• _Given data_
--- --- ---

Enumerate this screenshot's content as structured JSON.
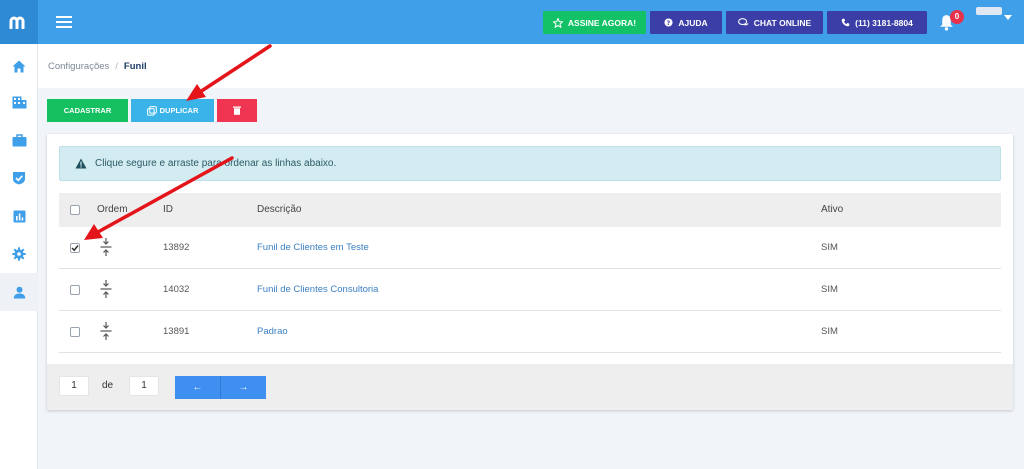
{
  "topbar": {
    "assine_label": "ASSINE AGORA!",
    "ajuda_label": "AJUDA",
    "chat_label": "CHAT ONLINE",
    "phone_label": "(11) 3181-8804",
    "notifications_count": "0",
    "colors": {
      "bar": "#3f9fe8",
      "green": "#13c266",
      "navy": "#3b3ea6"
    }
  },
  "sidebar": {
    "items": [
      {
        "icon": "home-icon"
      },
      {
        "icon": "building-icon"
      },
      {
        "icon": "briefcase-icon"
      },
      {
        "icon": "shield-check-icon"
      },
      {
        "icon": "bar-chart-icon"
      },
      {
        "icon": "gear-icon"
      },
      {
        "icon": "user-icon",
        "active": true
      }
    ]
  },
  "breadcrumb": {
    "parent": "Configurações",
    "separator": "/",
    "current": "Funil"
  },
  "actions": {
    "cadastrar_label": "CADASTRAR",
    "duplicar_label": "DUPLICAR"
  },
  "alert": {
    "text": "Clique segure e arraste para ordenar as linhas abaixo."
  },
  "table": {
    "headers": {
      "ordem": "Ordem",
      "id": "ID",
      "descricao": "Descrição",
      "ativo": "Ativo"
    },
    "rows": [
      {
        "checked": true,
        "id": "13892",
        "descricao": "Funil de Clientes em Teste",
        "ativo": "SIM"
      },
      {
        "checked": false,
        "id": "14032",
        "descricao": "Funil de Clientes Consultoria",
        "ativo": "SIM"
      },
      {
        "checked": false,
        "id": "13891",
        "descricao": "Padrao",
        "ativo": "SIM"
      }
    ]
  },
  "pagination": {
    "current": "1",
    "of_label": "de",
    "total": "1",
    "prev": "←",
    "next": "→"
  },
  "annotations": {
    "arrow_color": "#e3141a"
  }
}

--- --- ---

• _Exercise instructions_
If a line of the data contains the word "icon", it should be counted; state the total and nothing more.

• _Output of the task_
7